Material for the task Block Start

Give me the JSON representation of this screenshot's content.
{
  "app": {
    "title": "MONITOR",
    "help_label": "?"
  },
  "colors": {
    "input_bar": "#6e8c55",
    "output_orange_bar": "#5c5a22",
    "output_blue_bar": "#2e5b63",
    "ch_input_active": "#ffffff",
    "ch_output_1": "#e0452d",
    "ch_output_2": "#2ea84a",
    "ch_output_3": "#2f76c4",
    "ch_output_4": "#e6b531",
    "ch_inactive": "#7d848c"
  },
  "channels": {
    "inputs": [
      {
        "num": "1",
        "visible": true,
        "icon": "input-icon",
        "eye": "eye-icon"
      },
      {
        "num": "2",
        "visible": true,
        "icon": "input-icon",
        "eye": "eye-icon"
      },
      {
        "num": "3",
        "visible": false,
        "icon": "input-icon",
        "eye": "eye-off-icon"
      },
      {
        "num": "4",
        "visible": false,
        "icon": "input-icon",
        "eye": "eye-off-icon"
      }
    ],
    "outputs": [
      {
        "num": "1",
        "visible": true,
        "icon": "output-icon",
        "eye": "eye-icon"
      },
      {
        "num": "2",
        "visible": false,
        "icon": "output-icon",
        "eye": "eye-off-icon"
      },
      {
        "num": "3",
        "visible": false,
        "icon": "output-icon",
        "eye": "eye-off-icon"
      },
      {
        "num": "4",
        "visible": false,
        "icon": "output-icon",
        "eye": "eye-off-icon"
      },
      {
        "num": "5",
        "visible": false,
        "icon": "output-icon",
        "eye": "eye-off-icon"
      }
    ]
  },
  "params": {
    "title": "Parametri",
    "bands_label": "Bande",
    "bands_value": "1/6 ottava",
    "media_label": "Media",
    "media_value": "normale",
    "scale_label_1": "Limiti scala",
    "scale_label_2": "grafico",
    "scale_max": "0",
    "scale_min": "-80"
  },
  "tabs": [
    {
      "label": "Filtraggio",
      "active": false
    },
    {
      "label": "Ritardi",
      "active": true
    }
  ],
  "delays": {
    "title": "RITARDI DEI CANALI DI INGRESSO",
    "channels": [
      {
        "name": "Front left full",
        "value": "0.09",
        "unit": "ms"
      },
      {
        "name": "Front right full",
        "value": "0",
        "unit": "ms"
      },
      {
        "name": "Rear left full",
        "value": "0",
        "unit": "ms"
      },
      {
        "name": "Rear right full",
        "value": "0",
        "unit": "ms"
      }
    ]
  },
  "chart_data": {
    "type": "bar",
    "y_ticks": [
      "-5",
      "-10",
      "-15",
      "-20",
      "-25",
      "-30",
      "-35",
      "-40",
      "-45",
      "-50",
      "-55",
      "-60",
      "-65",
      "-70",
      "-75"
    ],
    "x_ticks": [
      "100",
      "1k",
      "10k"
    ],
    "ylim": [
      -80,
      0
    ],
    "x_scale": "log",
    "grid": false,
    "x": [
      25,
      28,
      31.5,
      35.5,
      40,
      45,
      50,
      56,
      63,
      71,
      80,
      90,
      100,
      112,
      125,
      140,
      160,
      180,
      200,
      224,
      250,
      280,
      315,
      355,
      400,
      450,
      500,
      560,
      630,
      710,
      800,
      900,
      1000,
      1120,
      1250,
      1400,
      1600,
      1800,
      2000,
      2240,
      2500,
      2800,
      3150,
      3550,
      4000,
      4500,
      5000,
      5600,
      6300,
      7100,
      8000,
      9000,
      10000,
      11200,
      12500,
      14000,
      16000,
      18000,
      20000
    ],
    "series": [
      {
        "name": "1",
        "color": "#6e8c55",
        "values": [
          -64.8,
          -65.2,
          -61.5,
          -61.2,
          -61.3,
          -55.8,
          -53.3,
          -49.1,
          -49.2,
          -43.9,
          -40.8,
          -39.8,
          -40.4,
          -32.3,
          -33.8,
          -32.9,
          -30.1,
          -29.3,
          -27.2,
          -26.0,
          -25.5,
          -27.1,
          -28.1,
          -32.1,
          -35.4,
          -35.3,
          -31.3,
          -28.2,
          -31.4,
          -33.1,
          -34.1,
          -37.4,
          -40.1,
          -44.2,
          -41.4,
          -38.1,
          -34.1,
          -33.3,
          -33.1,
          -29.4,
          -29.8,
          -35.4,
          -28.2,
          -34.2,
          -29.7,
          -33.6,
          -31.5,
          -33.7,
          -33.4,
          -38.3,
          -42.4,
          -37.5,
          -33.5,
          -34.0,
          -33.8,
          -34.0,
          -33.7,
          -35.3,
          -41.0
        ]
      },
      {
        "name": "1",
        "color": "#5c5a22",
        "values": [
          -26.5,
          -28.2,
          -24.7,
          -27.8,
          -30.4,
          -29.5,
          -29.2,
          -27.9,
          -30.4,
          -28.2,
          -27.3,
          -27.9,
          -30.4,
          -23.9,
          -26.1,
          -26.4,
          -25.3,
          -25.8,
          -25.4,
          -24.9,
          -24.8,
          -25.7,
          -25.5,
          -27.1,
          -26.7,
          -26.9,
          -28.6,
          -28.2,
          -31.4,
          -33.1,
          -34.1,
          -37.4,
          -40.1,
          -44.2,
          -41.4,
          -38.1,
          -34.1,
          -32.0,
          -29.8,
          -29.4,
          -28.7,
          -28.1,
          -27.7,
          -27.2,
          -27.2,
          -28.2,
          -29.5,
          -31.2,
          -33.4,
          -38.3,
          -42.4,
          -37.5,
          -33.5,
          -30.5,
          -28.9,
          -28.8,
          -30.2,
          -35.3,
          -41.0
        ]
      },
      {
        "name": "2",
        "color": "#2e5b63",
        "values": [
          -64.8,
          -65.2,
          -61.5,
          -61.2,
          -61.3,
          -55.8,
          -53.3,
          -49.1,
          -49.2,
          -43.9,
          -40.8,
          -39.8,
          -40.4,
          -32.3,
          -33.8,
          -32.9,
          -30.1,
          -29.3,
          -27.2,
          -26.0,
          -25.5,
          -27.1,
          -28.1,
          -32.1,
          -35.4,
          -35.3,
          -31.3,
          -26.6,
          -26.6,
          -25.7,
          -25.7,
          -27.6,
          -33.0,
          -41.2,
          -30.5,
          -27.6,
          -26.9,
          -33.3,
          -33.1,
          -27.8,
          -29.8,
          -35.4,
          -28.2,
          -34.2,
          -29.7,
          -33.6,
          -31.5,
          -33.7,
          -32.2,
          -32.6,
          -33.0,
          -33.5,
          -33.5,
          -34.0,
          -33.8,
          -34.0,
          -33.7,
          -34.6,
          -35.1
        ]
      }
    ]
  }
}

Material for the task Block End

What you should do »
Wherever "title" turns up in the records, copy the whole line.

Solution to the problem »
    "title": "MONITOR",
    "title": "Parametri",
    "title": "RITARDI DEI CANALI DI INGRESSO",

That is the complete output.